**WHAT THE TASK REQUIRES**: This exercise asks for every line of the material that contains the word "selection".

──────

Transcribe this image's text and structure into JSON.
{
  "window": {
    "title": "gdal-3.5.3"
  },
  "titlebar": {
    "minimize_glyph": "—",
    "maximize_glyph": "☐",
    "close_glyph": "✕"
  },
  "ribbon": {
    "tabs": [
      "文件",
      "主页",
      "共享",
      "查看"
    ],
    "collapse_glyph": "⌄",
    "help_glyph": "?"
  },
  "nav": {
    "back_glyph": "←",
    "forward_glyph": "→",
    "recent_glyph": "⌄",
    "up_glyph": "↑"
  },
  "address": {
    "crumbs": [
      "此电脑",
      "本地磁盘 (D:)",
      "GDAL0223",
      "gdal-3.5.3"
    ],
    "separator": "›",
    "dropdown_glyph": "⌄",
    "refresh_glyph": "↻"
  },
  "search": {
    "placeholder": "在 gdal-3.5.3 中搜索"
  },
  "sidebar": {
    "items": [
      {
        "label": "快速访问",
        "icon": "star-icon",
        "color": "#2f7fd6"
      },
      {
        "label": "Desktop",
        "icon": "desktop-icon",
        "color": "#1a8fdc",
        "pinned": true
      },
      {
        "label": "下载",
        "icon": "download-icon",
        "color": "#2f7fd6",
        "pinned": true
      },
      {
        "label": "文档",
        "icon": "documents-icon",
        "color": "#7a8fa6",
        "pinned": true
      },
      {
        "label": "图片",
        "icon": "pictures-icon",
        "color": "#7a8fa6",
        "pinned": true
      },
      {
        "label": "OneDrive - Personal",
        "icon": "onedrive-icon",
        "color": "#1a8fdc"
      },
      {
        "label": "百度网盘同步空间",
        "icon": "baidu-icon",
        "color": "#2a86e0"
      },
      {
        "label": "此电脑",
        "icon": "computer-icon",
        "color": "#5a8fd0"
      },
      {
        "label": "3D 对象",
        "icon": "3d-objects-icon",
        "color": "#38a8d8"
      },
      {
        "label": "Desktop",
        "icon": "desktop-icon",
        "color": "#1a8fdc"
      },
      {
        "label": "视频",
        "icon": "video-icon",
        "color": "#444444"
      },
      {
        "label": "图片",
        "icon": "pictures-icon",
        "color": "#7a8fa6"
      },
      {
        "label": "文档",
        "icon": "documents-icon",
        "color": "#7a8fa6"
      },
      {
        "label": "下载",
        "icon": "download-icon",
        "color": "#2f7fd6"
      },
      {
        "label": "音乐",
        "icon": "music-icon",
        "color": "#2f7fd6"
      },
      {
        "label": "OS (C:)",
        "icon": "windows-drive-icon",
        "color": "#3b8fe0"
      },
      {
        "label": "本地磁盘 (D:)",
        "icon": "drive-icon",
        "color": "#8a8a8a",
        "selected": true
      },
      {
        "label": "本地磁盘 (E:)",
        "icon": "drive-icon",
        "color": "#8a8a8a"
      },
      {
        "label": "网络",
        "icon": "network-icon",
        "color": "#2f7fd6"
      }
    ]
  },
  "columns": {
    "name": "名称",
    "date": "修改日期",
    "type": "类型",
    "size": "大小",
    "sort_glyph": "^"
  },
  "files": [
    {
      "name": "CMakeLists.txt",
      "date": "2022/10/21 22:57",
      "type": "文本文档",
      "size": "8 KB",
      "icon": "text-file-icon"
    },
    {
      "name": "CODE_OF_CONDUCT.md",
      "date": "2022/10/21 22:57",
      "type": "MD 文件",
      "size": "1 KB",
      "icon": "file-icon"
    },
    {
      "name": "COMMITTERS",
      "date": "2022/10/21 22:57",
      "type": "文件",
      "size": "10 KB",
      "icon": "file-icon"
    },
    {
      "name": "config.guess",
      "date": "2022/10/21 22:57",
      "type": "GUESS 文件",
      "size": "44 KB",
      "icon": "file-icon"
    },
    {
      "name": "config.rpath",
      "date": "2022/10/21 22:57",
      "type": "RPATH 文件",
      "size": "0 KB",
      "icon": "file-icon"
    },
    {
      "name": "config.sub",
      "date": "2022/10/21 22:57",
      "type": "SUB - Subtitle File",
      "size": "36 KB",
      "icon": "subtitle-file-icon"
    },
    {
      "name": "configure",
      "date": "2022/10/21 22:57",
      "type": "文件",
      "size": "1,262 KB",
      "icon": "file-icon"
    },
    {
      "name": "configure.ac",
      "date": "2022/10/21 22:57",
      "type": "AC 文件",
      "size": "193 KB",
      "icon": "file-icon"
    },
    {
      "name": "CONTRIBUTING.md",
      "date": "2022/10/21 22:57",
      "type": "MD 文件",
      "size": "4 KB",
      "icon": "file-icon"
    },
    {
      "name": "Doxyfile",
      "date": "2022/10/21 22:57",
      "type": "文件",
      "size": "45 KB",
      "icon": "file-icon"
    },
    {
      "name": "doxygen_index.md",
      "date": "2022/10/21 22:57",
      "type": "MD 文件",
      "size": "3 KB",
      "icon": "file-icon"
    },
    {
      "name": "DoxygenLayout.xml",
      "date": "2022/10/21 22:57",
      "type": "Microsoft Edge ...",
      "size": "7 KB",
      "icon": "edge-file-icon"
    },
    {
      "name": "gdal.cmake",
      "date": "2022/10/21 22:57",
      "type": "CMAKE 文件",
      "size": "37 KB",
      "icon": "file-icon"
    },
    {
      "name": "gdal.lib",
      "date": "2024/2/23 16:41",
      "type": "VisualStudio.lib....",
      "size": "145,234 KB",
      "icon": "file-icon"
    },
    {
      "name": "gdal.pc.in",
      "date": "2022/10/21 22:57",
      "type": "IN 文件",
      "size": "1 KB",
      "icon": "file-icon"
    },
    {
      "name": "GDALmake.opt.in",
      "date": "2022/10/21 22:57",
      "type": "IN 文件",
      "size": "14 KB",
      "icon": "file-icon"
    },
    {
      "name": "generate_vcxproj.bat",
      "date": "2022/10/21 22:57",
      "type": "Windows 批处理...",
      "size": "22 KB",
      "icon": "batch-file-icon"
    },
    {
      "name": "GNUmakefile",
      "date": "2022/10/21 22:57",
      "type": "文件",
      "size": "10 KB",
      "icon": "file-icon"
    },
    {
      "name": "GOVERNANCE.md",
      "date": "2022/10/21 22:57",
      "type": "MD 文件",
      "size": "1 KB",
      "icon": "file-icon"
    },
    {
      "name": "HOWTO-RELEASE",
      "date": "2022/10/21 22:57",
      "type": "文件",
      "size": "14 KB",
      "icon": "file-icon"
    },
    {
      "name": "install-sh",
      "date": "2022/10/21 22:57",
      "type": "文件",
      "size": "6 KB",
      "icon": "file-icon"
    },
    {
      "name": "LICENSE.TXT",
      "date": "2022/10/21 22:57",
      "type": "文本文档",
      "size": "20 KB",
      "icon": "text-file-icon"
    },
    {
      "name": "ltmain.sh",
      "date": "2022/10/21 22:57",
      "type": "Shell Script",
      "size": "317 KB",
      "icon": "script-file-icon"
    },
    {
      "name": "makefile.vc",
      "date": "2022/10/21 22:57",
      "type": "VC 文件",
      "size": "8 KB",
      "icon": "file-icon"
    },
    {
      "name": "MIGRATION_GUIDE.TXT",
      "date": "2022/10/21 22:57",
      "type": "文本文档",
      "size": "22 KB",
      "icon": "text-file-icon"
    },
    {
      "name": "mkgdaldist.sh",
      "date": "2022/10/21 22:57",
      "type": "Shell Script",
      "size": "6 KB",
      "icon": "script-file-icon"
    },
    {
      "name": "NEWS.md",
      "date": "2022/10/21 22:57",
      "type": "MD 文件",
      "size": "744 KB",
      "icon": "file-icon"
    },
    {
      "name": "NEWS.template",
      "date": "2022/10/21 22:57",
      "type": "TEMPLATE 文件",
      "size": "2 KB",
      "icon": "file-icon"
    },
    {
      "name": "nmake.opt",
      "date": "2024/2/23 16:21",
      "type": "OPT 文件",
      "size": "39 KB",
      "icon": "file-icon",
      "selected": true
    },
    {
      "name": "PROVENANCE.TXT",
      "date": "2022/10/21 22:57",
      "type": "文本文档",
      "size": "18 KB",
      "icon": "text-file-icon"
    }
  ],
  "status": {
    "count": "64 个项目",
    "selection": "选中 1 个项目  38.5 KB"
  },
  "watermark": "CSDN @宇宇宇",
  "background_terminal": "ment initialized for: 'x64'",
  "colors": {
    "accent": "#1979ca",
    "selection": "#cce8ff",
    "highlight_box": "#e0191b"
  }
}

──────

**FINISHED TASK**:
    "selection": "选中 1 个项目  38.5 KB"
    "selection": "#cce8ff",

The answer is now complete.